TASK BRIEF: Your copy should match the records exactly, except that it contains no pictures.

DATA FOR THIS TASK:
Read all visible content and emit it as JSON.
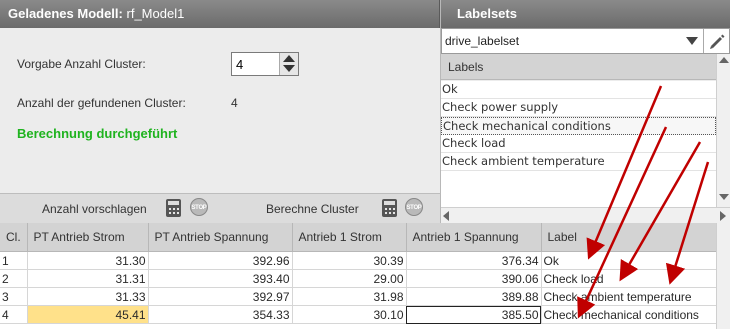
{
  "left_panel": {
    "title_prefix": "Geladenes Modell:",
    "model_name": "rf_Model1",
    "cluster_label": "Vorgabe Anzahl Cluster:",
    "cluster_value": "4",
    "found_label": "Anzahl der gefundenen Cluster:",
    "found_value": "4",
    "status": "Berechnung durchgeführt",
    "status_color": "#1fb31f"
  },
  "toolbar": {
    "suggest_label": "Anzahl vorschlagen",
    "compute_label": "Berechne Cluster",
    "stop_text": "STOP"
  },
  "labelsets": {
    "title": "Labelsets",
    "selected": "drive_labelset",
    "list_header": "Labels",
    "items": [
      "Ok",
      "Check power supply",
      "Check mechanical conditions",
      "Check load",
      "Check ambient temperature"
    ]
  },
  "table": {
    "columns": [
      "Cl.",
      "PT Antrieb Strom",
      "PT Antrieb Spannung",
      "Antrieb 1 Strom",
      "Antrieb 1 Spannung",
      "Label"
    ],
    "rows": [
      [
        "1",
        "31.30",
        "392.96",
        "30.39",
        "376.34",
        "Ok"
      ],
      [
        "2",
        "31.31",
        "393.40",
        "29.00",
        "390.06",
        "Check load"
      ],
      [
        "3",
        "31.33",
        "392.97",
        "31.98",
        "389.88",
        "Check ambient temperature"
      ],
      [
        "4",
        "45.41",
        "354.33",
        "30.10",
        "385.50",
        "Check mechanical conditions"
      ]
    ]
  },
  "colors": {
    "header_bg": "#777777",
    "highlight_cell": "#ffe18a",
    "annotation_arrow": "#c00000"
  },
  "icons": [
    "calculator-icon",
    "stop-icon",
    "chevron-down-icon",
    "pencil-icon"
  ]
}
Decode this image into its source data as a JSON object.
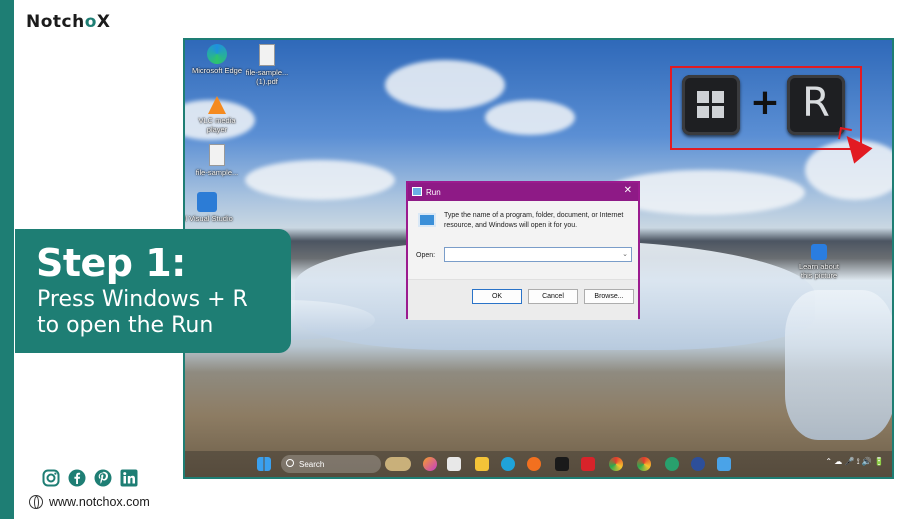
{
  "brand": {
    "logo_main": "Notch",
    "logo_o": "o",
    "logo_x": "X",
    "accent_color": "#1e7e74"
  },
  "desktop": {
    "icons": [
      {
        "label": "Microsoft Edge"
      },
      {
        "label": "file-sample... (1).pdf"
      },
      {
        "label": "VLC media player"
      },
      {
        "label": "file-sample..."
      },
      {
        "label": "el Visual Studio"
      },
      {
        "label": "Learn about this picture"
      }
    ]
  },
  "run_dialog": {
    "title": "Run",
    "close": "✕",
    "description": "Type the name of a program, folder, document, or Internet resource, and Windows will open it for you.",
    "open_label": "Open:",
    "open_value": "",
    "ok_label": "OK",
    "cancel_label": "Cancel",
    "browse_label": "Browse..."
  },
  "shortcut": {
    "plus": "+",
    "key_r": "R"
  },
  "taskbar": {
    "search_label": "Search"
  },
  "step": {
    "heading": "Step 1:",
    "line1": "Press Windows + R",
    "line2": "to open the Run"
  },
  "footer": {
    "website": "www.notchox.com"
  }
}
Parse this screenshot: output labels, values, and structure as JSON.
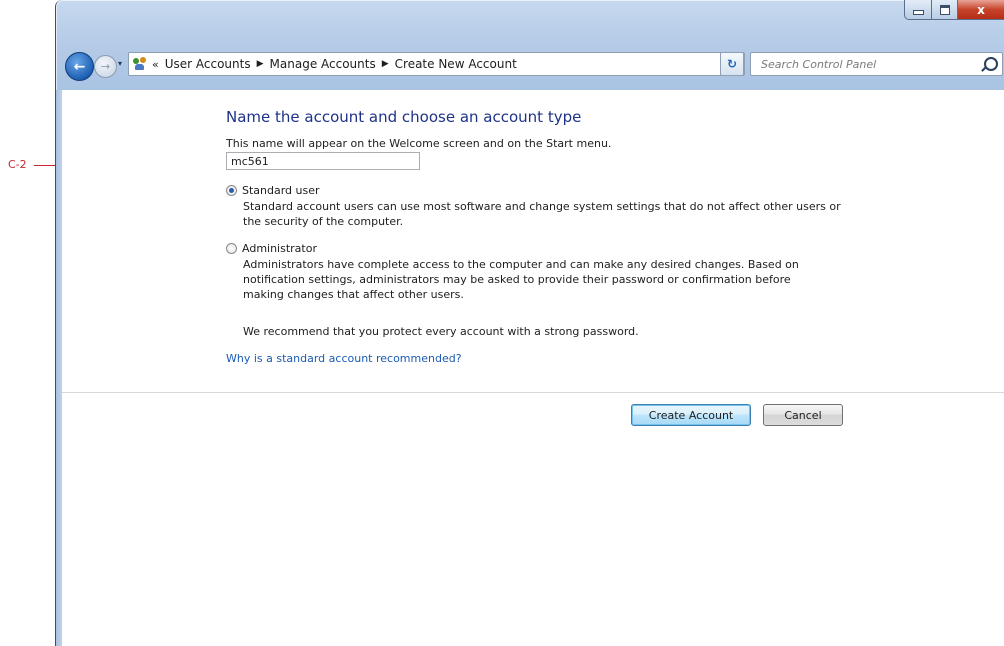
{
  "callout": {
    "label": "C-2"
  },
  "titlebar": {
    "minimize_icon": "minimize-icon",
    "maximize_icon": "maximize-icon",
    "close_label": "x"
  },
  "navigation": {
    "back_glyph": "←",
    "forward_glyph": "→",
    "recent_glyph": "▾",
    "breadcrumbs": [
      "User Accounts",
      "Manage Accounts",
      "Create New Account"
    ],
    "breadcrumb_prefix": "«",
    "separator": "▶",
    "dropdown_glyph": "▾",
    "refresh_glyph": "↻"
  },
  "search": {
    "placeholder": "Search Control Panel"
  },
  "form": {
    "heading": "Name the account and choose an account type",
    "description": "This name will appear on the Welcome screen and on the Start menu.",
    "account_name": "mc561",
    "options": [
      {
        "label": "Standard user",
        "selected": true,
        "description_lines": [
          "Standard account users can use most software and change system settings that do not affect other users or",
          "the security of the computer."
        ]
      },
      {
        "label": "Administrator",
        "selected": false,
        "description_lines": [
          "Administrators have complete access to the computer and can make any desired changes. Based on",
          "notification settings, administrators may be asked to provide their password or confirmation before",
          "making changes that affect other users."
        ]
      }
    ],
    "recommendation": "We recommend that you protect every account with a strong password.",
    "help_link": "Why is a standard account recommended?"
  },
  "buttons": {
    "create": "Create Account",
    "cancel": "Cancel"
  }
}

RESULT FOR THIS EXERCISE:
Read all visible content and emit it as JSON.
{
  "left_panel": {
    "title_prefix": "Geladenes Modell:",
    "model_name": "rf_Model1",
    "cluster_label": "Vorgabe Anzahl Cluster:",
    "cluster_value": "4",
    "found_label": "Anzahl der gefundenen Cluster:",
    "found_value": "4",
    "status": "Berechnung durchgeführt",
    "status_color": "#1fb31f"
  },
  "toolbar": {
    "suggest_label": "Anzahl vorschlagen",
    "compute_label": "Berechne Cluster",
    "stop_text": "STOP"
  },
  "labelsets": {
    "title": "Labelsets",
    "selected": "drive_labelset",
    "list_header": "Labels",
    "items": [
      "Ok",
      "Check power supply",
      "Check mechanical conditions",
      "Check load",
      "Check ambient temperature"
    ]
  },
  "table": {
    "columns": [
      "Cl.",
      "PT Antrieb Strom",
      "PT Antrieb Spannung",
      "Antrieb 1 Strom",
      "Antrieb 1 Spannung",
      "Label"
    ],
    "rows": [
      [
        "1",
        "31.30",
        "392.96",
        "30.39",
        "376.34",
        "Ok"
      ],
      [
        "2",
        "31.31",
        "393.40",
        "29.00",
        "390.06",
        "Check load"
      ],
      [
        "3",
        "31.33",
        "392.97",
        "31.98",
        "389.88",
        "Check ambient temperature"
      ],
      [
        "4",
        "45.41",
        "354.33",
        "30.10",
        "385.50",
        "Check mechanical conditions"
      ]
    ]
  },
  "colors": {
    "header_bg": "#777777",
    "highlight_cell": "#ffe18a",
    "annotation_arrow": "#c00000"
  },
  "icons": [
    "calculator-icon",
    "stop-icon",
    "chevron-down-icon",
    "pencil-icon"
  ]
}
Decode this image into its source data as a JSON object.
{
  "brand": {
    "logo_main": "Notch",
    "logo_o": "o",
    "logo_x": "X",
    "accent_color": "#1e7e74"
  },
  "desktop": {
    "icons": [
      {
        "label": "Microsoft Edge"
      },
      {
        "label": "file-sample... (1).pdf"
      },
      {
        "label": "VLC media player"
      },
      {
        "label": "file-sample..."
      },
      {
        "label": "el Visual Studio"
      },
      {
        "label": "Learn about this picture"
      }
    ]
  },
  "run_dialog": {
    "title": "Run",
    "close": "✕",
    "description": "Type the name of a program, folder, document, or Internet resource, and Windows will open it for you.",
    "open_label": "Open:",
    "open_value": "",
    "ok_label": "OK",
    "cancel_label": "Cancel",
    "browse_label": "Browse..."
  },
  "shortcut": {
    "plus": "+",
    "key_r": "R"
  },
  "taskbar": {
    "search_label": "Search"
  },
  "step": {
    "heading": "Step 1:",
    "line1": "Press Windows + R",
    "line2": "to open the Run"
  },
  "footer": {
    "website": "www.notchox.com"
  }
}
Parse this screenshot: output labels, values, and structure as JSON.
{
  "callout": {
    "label": "C-2"
  },
  "titlebar": {
    "minimize_icon": "minimize-icon",
    "maximize_icon": "maximize-icon",
    "close_label": "x"
  },
  "navigation": {
    "back_glyph": "←",
    "forward_glyph": "→",
    "recent_glyph": "▾",
    "breadcrumbs": [
      "User Accounts",
      "Manage Accounts",
      "Create New Account"
    ],
    "breadcrumb_prefix": "«",
    "separator": "▶",
    "dropdown_glyph": "▾",
    "refresh_glyph": "↻"
  },
  "search": {
    "placeholder": "Search Control Panel"
  },
  "form": {
    "heading": "Name the account and choose an account type",
    "description": "This name will appear on the Welcome screen and on the Start menu.",
    "account_name": "mc561",
    "options": [
      {
        "label": "Standard user",
        "selected": true,
        "description_lines": [
          "Standard account users can use most software and change system settings that do not affect other users or",
          "the security of the computer."
        ]
      },
      {
        "label": "Administrator",
        "selected": false,
        "description_lines": [
          "Administrators have complete access to the computer and can make any desired changes. Based on",
          "notification settings, administrators may be asked to provide their password or confirmation before",
          "making changes that affect other users."
        ]
      }
    ],
    "recommendation": "We recommend that you protect every account with a strong password.",
    "help_link": "Why is a standard account recommended?"
  },
  "buttons": {
    "create": "Create Account",
    "cancel": "Cancel"
  }
}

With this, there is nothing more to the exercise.